PROBLEM TO WORK ON: Retype the records that come next, word for word.

Records excerpted from a collection:
===

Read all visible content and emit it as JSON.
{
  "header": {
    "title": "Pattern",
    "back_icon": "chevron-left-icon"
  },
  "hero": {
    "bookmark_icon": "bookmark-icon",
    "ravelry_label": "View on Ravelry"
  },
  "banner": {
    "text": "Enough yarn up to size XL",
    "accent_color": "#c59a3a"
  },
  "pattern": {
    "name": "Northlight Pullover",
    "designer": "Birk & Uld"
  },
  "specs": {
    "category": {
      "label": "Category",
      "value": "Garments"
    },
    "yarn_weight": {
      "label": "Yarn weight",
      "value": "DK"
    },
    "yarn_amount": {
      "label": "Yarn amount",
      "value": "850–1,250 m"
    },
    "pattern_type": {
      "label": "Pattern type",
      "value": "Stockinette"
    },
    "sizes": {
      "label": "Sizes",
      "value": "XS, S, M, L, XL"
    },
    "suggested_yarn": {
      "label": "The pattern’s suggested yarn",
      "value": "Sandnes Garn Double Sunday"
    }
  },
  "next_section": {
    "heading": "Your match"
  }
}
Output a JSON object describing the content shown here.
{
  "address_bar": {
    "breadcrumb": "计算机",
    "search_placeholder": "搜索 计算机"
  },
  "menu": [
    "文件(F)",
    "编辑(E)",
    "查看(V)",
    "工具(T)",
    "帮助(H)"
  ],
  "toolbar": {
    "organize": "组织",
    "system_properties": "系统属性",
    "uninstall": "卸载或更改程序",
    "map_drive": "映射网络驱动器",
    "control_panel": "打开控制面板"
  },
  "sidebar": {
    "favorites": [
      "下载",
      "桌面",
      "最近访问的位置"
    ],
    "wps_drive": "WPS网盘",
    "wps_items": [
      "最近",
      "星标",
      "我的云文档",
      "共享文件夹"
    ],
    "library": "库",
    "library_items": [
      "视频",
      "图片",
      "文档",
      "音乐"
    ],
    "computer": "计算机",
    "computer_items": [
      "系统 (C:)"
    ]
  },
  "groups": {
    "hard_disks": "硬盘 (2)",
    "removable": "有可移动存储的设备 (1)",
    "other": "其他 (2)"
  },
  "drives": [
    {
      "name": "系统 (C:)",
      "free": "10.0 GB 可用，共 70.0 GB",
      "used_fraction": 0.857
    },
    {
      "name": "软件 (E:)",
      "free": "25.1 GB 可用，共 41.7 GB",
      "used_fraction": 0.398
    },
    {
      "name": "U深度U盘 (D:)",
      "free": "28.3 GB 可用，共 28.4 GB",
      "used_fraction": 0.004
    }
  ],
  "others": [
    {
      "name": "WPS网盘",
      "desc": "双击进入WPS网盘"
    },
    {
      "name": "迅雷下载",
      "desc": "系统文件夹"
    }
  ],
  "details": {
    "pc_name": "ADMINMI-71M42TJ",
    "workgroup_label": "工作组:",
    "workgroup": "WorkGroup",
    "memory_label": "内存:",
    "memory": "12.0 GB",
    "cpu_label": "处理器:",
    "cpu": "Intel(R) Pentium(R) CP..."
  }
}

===

ANSWER TO THIS PROBLEM:
Read all visible content and emit it as JSON.
{
  "header": {
    "title": "Pattern",
    "back_icon": "chevron-left-icon"
  },
  "hero": {
    "bookmark_icon": "bookmark-icon",
    "ravelry_label": "View on Ravelry"
  },
  "banner": {
    "text": "Enough yarn up to size XL",
    "accent_color": "#c59a3a"
  },
  "pattern": {
    "name": "Northlight Pullover",
    "designer": "Birk & Uld"
  },
  "specs": {
    "category": {
      "label": "Category",
      "value": "Garments"
    },
    "yarn_weight": {
      "label": "Yarn weight",
      "value": "DK"
    },
    "yarn_amount": {
      "label": "Yarn amount",
      "value": "850–1,250 m"
    },
    "pattern_type": {
      "label": "Pattern type",
      "value": "Stockinette"
    },
    "sizes": {
      "label": "Sizes",
      "value": "XS, S, M, L, XL"
    },
    "suggested_yarn": {
      "label": "The pattern’s suggested yarn",
      "value": "Sandnes Garn Double Sunday"
    }
  },
  "next_section": {
    "heading": "Your match"
  }
}
Output a JSON object describing the content shown here.
{
  "address_bar": {
    "breadcrumb": "计算机",
    "search_placeholder": "搜索 计算机"
  },
  "menu": [
    "文件(F)",
    "编辑(E)",
    "查看(V)",
    "工具(T)",
    "帮助(H)"
  ],
  "toolbar": {
    "organize": "组织",
    "system_properties": "系统属性",
    "uninstall": "卸载或更改程序",
    "map_drive": "映射网络驱动器",
    "control_panel": "打开控制面板"
  },
  "sidebar": {
    "favorites": [
      "下载",
      "桌面",
      "最近访问的位置"
    ],
    "wps_drive": "WPS网盘",
    "wps_items": [
      "最近",
      "星标",
      "我的云文档",
      "共享文件夹"
    ],
    "library": "库",
    "library_items": [
      "视频",
      "图片",
      "文档",
      "音乐"
    ],
    "computer": "计算机",
    "computer_items": [
      "系统 (C:)"
    ]
  },
  "groups": {
    "hard_disks": "硬盘 (2)",
    "removable": "有可移动存储的设备 (1)",
    "other": "其他 (2)"
  },
  "drives": [
    {
      "name": "系统 (C:)",
      "free": "10.0 GB 可用，共 70.0 GB",
      "used_fraction": 0.857
    },
    {
      "name": "软件 (E:)",
      "free": "25.1 GB 可用，共 41.7 GB",
      "used_fraction": 0.398
    },
    {
      "name": "U深度U盘 (D:)",
      "free": "28.3 GB 可用，共 28.4 GB",
      "used_fraction": 0.004
    }
  ],
  "others": [
    {
      "name": "WPS网盘",
      "desc": "双击进入WPS网盘"
    },
    {
      "name": "迅雷下载",
      "desc": "系统文件夹"
    }
  ],
  "details": {
    "pc_name": "ADMINMI-71M42TJ",
    "workgroup_label": "工作组:",
    "workgroup": "WorkGroup",
    "memory_label": "内存:",
    "memory": "12.0 GB",
    "cpu_label": "处理器:",
    "cpu": "Intel(R) Pentium(R) CP..."
  }
}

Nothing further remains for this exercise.